It’s been a turbulent year in Nova Scotia politics.
Stephen McNeil stepped down in February after more than seven years as Liberal premier.
His replacement, Iain Rankin, lasted a mere six months before suffering a shocking electoral defeat at the hands of Tim Houston and the Progressive Conservatives.
Taking into account Shakespeare’s observation that “what’s past is prologue,” the timing of Graham Steele’s new book Nova Scotia 1945-2020: From Macdonald to McNeil couldn’t be better. It deftly and succinctly outlines what happened, and who rose to prominence, in the decades before last month’s decisive and unexpected election results.
Steele, a former NDP MLA and cabinet minister, is a gifted writer with a genuine talent for bringing historical figures to life.
One such figure is Angus L. Macdonald, whose memory is perpetuated by the Halifax bridge bearing his name.
A widely beloved leader and “master of Nova Scotia politics,” Macdonald was the province’s 12th and 14th premier, not because he lost an election as first minister (he didn’t), but because he accepted William Lyon Mackenzie King’s invitation to join the federal cabinet in Ottawa during the Second World War.
Macdonald returned to Nova Scotia in 1945 and quickly regained the premier’s job. He died in office nine years later, prompting the largest state funeral in the province’s history.
“Macdonald’s body, with a military honour guard, lay in state for four days in the black-draped Red Room at Province House,” Steele writes. “It was the Easter weekend. People from all over Nova Scotia, and all backgrounds and stations in life, lined up around the block, sometimes in snowflurries and rain, for the chance to enter the building and pay their last respects to the great man. The Chronicle Herald estimated the number of mourners at 85,000.”
Another towering figure in Nova Scotia’s political history is Robert Stanfield, known nationally as the federal Progressive Conservative leader who dropped a football en route to his third and final election loss to Pierre Trudeau in 1974.
At the provincial level, Stanfield is better remembered as a premier who, from 1956 to 1967, was laser-focused on job creation and set the conditions for the eventual establishment of three Michelin tire factories in Nova Scotia.
Steele describes the Tory premier’s mastery of retail politics and his reputation as an honest broker. He also recounts the numerous missteps Stanfield made, particularly while trying to woo foreign investment to Nova Scotia.
Despite his partisan background, Steele provides a fair and balanced telling of Nova Scotia’s political past.
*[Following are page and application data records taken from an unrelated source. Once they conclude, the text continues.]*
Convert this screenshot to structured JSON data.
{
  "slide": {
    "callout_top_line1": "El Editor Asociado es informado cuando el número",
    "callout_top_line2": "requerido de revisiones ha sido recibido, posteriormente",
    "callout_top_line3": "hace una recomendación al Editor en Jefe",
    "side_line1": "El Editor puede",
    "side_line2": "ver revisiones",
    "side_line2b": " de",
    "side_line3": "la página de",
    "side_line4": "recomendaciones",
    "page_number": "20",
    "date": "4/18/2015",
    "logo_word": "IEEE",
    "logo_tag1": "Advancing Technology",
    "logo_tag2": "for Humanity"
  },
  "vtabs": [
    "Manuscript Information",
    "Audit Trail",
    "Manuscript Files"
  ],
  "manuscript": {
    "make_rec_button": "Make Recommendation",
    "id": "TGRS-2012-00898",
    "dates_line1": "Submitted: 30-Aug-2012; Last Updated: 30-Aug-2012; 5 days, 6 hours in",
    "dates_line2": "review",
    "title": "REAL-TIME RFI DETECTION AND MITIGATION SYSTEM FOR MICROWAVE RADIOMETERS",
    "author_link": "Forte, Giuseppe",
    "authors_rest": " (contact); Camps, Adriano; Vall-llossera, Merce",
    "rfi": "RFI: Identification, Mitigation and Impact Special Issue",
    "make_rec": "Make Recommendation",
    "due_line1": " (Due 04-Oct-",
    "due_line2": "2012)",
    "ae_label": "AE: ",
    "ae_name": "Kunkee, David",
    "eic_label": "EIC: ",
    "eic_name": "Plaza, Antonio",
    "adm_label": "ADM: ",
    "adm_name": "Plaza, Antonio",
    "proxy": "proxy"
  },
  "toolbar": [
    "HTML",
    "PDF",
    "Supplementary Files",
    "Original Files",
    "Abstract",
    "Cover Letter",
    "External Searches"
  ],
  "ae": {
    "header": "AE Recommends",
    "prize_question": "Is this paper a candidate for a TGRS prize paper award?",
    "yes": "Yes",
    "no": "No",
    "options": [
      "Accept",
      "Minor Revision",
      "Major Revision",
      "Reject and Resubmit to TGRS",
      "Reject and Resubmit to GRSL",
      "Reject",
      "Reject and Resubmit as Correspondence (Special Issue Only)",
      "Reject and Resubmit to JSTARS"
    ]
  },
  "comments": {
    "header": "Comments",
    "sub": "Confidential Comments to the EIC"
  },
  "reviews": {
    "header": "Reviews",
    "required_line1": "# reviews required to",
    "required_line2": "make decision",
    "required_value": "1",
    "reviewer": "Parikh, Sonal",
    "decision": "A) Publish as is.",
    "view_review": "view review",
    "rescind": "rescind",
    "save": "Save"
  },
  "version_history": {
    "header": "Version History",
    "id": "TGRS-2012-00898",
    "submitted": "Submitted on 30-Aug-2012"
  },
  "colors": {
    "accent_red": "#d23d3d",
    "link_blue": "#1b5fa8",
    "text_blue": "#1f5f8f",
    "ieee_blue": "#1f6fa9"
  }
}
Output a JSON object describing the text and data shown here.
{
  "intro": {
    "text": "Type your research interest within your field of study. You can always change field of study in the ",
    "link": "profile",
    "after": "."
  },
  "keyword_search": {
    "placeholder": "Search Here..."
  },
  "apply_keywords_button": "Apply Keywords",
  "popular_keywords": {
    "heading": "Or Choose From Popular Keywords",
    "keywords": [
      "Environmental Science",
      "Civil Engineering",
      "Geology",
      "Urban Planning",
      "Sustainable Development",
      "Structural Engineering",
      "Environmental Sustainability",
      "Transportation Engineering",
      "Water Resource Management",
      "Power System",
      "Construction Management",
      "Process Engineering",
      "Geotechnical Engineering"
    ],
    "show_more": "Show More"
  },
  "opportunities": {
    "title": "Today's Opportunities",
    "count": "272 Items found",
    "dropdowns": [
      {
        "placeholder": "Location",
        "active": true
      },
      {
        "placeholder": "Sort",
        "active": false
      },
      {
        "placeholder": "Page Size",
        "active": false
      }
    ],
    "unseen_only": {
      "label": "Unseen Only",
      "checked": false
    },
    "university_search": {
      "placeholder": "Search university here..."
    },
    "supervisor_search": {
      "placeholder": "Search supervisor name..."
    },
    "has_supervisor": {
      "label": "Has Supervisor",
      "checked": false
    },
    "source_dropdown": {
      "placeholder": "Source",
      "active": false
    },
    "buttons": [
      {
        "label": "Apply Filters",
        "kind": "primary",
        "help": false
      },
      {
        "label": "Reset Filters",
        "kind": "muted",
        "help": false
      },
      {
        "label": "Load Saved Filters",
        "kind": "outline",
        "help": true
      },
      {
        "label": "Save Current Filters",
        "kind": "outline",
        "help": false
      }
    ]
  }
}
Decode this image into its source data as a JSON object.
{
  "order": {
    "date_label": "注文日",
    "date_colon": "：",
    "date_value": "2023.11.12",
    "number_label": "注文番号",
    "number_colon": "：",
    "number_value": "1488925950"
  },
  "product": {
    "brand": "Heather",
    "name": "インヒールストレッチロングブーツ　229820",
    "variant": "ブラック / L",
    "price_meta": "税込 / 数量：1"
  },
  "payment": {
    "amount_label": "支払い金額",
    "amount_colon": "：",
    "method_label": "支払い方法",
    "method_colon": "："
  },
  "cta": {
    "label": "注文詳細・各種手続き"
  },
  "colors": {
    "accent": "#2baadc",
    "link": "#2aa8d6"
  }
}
This includes offering a sober assessment of the much-maligned Darrel Dexter government in which he served as finance minister.
The author includes a chapter explaining the selection of premiers and cabinets, along with an appendix detailing the electoral process in Nova Scotia. These, along with the use of footnotes rather than endnotes, help make the book both accessible and navigable.
Published in April by Pottersfield Press, Nova Scotia Politics 1945-2020 is an engaging and highly readable account of the often colourful and complex individuals who wielded power, for good or ill, the past 75 years.